= TASK PROMPT =
Show all lines from the records below in which the string "Arrowhead" is present.

= AVAILABLE DATA =
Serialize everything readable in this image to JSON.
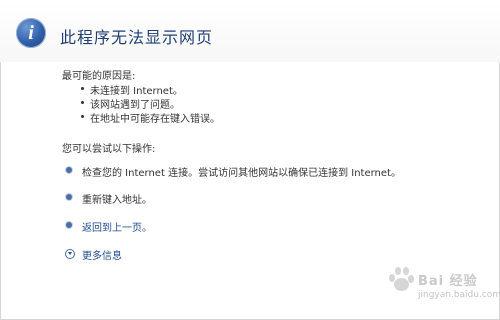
{
  "page": {
    "title": "此程序无法显示网页",
    "reasons_heading": "最可能的原因是:",
    "reasons": [
      "未连接到 Internet。",
      "该网站遇到了问题。",
      "在地址中可能存在键入错误。"
    ],
    "actions_heading": "您可以尝试以下操作:",
    "actions": [
      "检查您的 Internet 连接。尝试访问其他网站以确保已连接到 Internet。",
      "重新键入地址。",
      "返回到上一页。"
    ],
    "more_info": "更多信息"
  },
  "watermark": {
    "text": "Bai 经验",
    "sub": "jingyan.baidu.com"
  },
  "colors": {
    "title": "#1f3f75",
    "link": "#1f4b8f",
    "icon_blue": "#2f5fa8"
  },
  "icons": [
    "info-icon",
    "bullet-icon",
    "expand-icon",
    "baidu-paw-icon"
  ]
}
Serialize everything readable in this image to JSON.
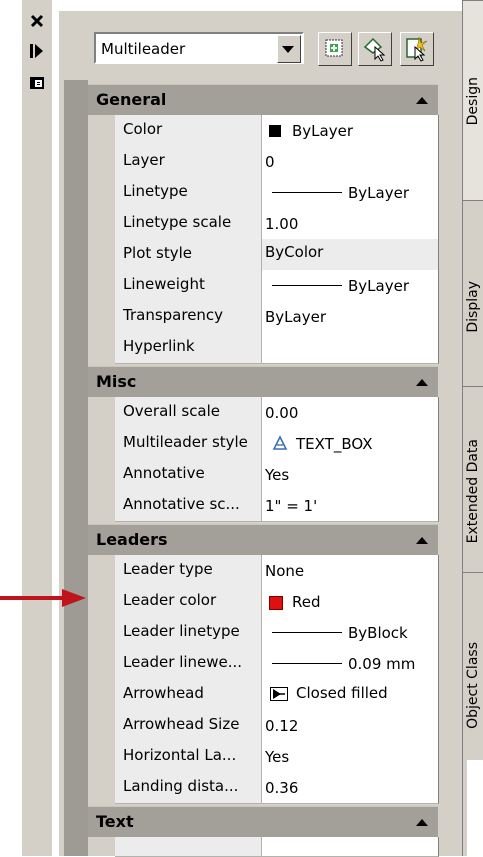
{
  "toolbar": {
    "selector_value": "Multileader"
  },
  "sections": [
    {
      "title": "General",
      "rows": [
        {
          "name": "Color",
          "value": "ByLayer",
          "swatch": "#000000"
        },
        {
          "name": "Layer",
          "value": "0"
        },
        {
          "name": "Linetype",
          "value": "ByLayer",
          "line": true
        },
        {
          "name": "Linetype scale",
          "value": "1.00"
        },
        {
          "name": "Plot style",
          "value": "ByColor"
        },
        {
          "name": "Lineweight",
          "value": "ByLayer",
          "line": true
        },
        {
          "name": "Transparency",
          "value": "ByLayer"
        },
        {
          "name": "Hyperlink",
          "value": ""
        }
      ]
    },
    {
      "title": "Misc",
      "rows": [
        {
          "name": "Overall scale",
          "value": "0.00"
        },
        {
          "name": "Multileader style",
          "value": "TEXT_BOX",
          "icon": "annotative-icon"
        },
        {
          "name": "Annotative",
          "value": "Yes"
        },
        {
          "name": "Annotative sc...",
          "value": "1\" = 1'"
        }
      ]
    },
    {
      "title": "Leaders",
      "rows": [
        {
          "name": "Leader type",
          "value": "None"
        },
        {
          "name": "Leader color",
          "value": "Red",
          "swatch": "#e01010"
        },
        {
          "name": "Leader linetype",
          "value": "ByBlock",
          "line": true
        },
        {
          "name": "Leader linewe...",
          "value": "0.09 mm",
          "line": true
        },
        {
          "name": "Arrowhead",
          "value": "Closed filled",
          "icon": "closed-filled-arrow-icon"
        },
        {
          "name": "Arrowhead Size",
          "value": "0.12"
        },
        {
          "name": "Horizontal La...",
          "value": "Yes"
        },
        {
          "name": "Landing dista...",
          "value": "0.36"
        }
      ]
    },
    {
      "title": "Text",
      "rows": []
    }
  ],
  "tabs": [
    "Design",
    "Display",
    "Extended Data",
    "Object Class"
  ],
  "colors": {
    "arrow": "#c0141c",
    "leader_color": "#e01010"
  }
}
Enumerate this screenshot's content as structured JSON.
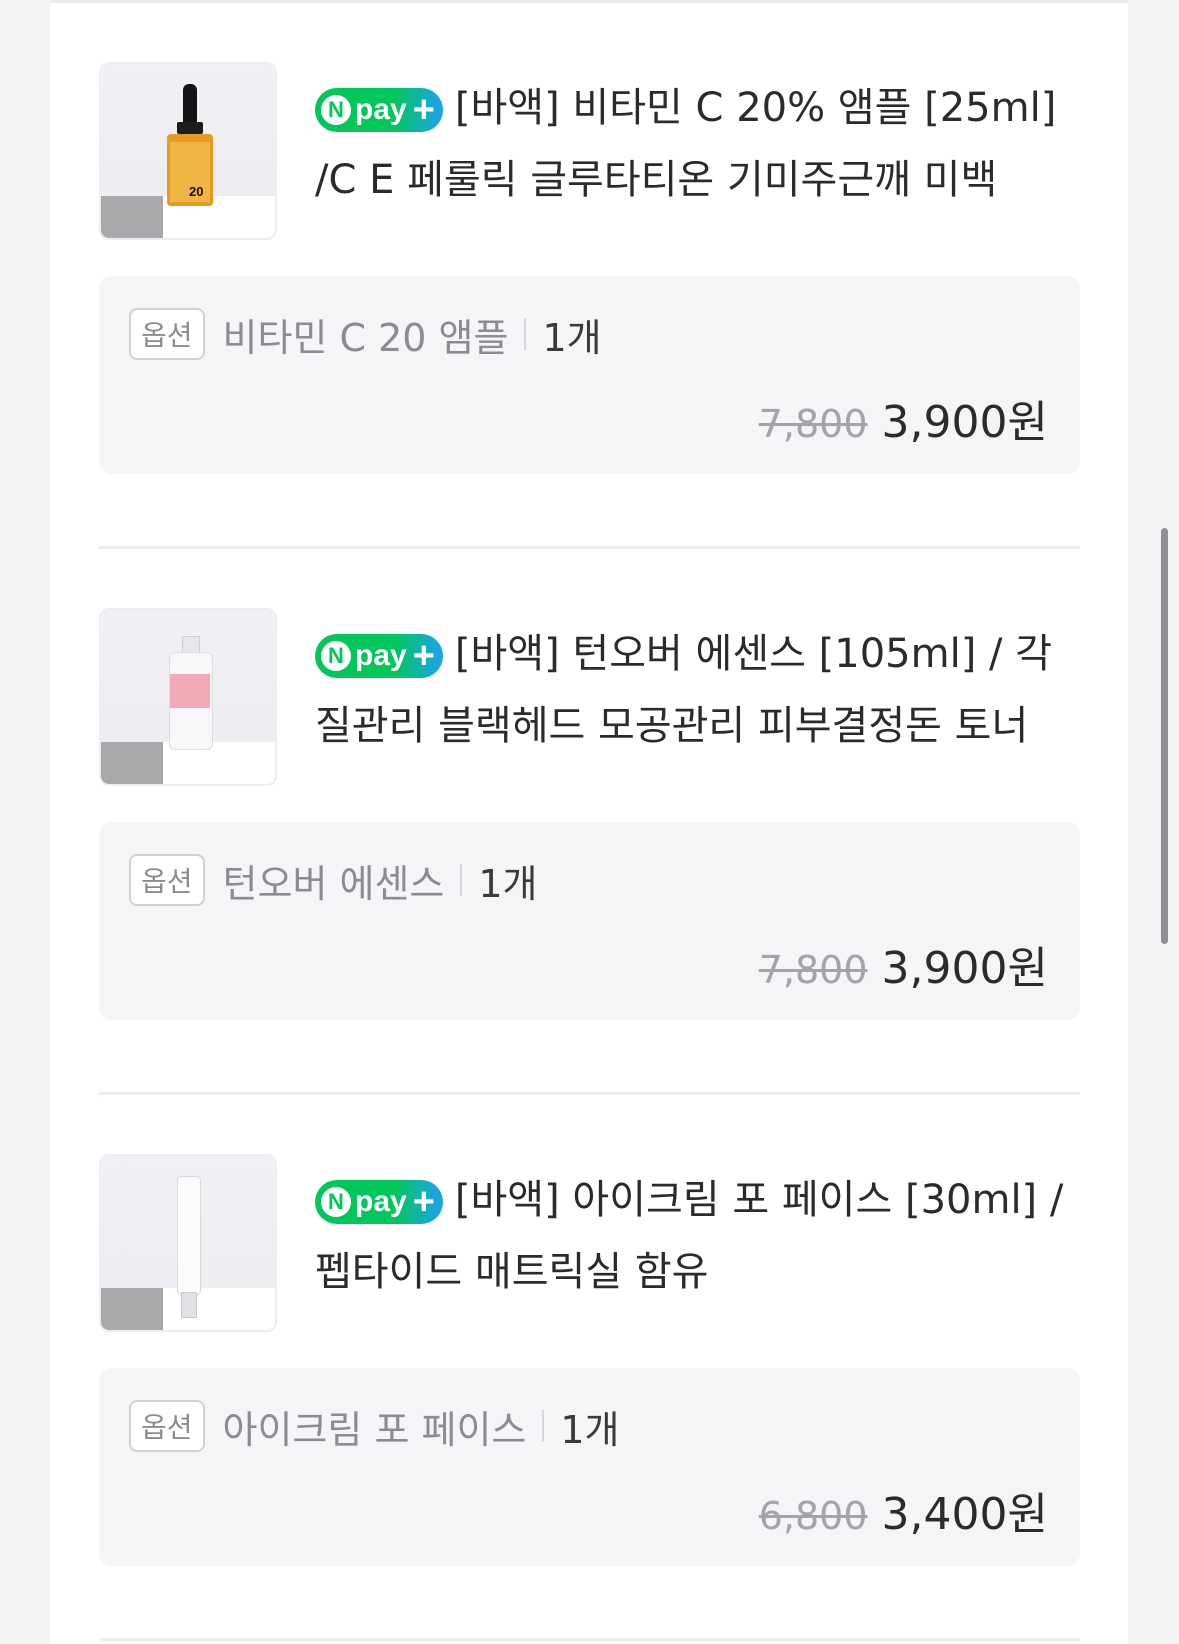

= RESPONSE AREA =
          "name": "Arrowhead",
          "name": "Arrowhead Size",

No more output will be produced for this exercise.